Last spring, according to the county, state officials steered the county away from seeking legislation to try to prevent self-employed recipients from masking personal income by blending it with their business finances. "They kind of suggested we work with them and try and resolve it, and it just didn't happen," said Jerry Soma, Anoka County's human services manager.

Once investigators began to look aggressively at possible fraud cases it was not difficult to find abuse, Rachel said.

In one case, he said, he was accompanied on a search of a home by female deputies who stood in amazement upon finding a small pile of designer purses, some worth $600. In others, they found stacks of $100 bills. And although homesteads are by state law exempt from calculating assets, Rachel said one case was prosecuted when investigators determined a couple were somehow paying a $2,255 monthly mortgage but telling human services workers they earned no more than $2,040 a month.

To avoid prosecution, some recipients simply showed up with large amounts of cash to pay restitution, Rachel said. "[They'd say], 'Hey, how about we just come in and give you a lot of cash?'" he said.

One of the cases involved the use of personal care assistants, an area where public expenditures grew by 164 percent in the five years ending in 2007 and which remains "unacceptably vulnerable to fraud and abuse," according to a recent legislative auditor's report. Investigators said they found that the state was paying personal-care-assistant money for the care that a teenager provided for her disabled mother, even though time slips claimed the daughter was helping when she was in class at high school. As part of a guilty plea, the mother and her husband were ordered to pay $74,000 in restitution, according to court documents.

Malinskiy, a Ukrainian immigrant who was self-employed, declined to talk about his case, in which he pleaded guilty and has paid restitution. "I don't trust people in America," he told a reporter last week. His lawyer, Bob Oleisky, said his client admittedly did not disclose "all of the pertinent information" regarding his assets, but said Malinskiy "took responsibility from the get go" once investigators arrived.

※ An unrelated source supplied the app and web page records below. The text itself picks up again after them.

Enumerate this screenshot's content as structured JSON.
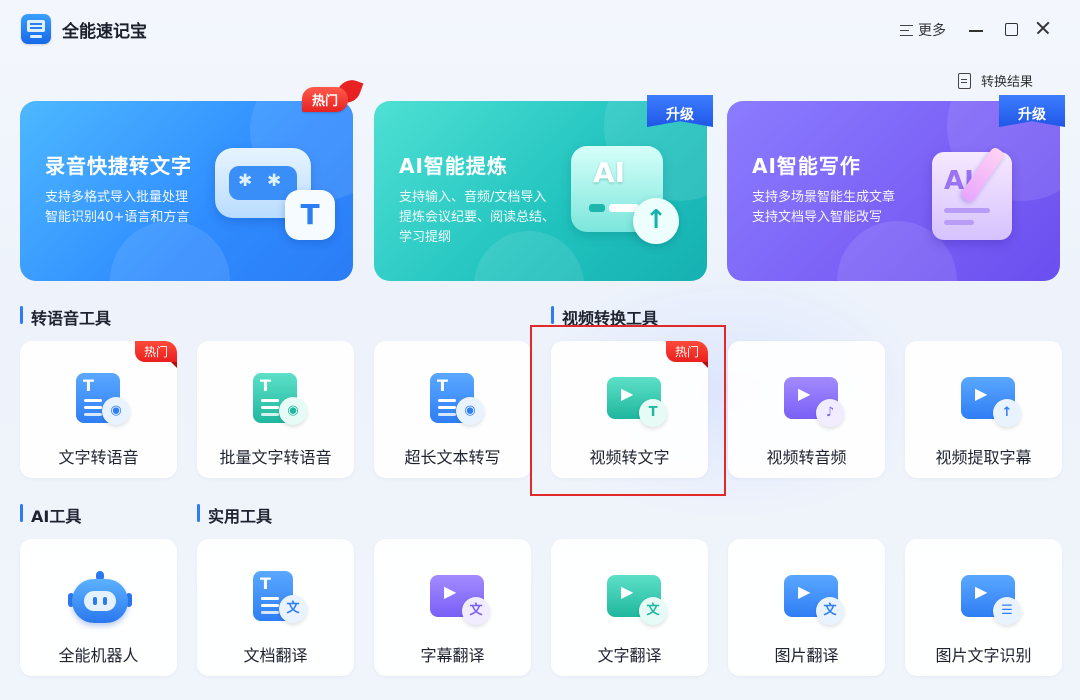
{
  "window": {
    "title": "全能速记宝",
    "more_label": "更多",
    "results_label": "转换结果"
  },
  "banner_cards": [
    {
      "title": "录音快捷转文字",
      "desc": "支持多格式导入批量处理\n智能识别40+语言和方言",
      "badge": "热门"
    },
    {
      "title": "AI智能提炼",
      "desc": "支持输入、音频/文档导入\n提炼会议纪要、阅读总结、\n学习提纲",
      "badge": "升级"
    },
    {
      "title": "AI智能写作",
      "desc": "支持多场景智能生成文章\n支持文档导入智能改写",
      "badge": "升级"
    }
  ],
  "sections": {
    "speech_tools": "转语音工具",
    "video_tools": "视频转换工具",
    "ai_tools": "AI工具",
    "utility_tools": "实用工具"
  },
  "tools_row1": [
    {
      "label": "文字转语音",
      "badge": "热门"
    },
    {
      "label": "批量文字转语音"
    },
    {
      "label": "超长文本转写"
    },
    {
      "label": "视频转文字",
      "badge": "热门"
    },
    {
      "label": "视频转音频"
    },
    {
      "label": "视频提取字幕"
    }
  ],
  "tools_row2": [
    {
      "label": "全能机器人"
    },
    {
      "label": "文档翻译"
    },
    {
      "label": "字幕翻译"
    },
    {
      "label": "文字翻译"
    },
    {
      "label": "图片翻译"
    },
    {
      "label": "图片文字识别"
    }
  ],
  "icon_glyphs": {
    "translate": "文",
    "ai": "AI",
    "upload_arrow": "↑",
    "t": "T",
    "speaker": "◉",
    "music": "♪",
    "ocr": "☰"
  },
  "colors": {
    "accent": "#2b7cf5",
    "hot": "#ea1f1f",
    "upgrade": "#1f57e6",
    "highlight": "#e02a2a"
  }
}
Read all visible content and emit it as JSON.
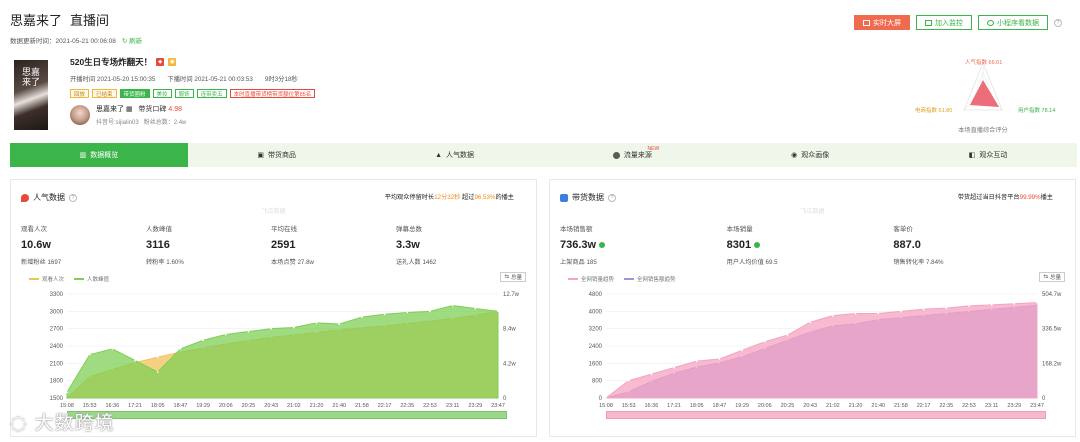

'A crime is a crime'

In some cases, a county's aggressiveness can be tied to whether sheriff's deputies -- who are more inclined to seek criminal charges than administrative resolutions -- are in charge of investigations as opposed to county human service workers. In Chisago County, sheriff's deputy Karl Schreck in October replaced a county human services worker as the lead fraud investigator. Of the 45 cases he is now looking at, Schreck said, he will push to prosecute as many as eight of them. "I'm a cop," he said. "A crime is a crime."

Even in Anoka County, Sally Cleveland said the difference in attitude between police and human service workers can be seen. Somebody whose job involves prosecuting criminals has a different perspective, said Cleveland, who supervises the county's welfare fraud investigations. "I happen to believe most of the people who are receiving the benefits are not lying."

Mike Kaszuba • 612-673-4388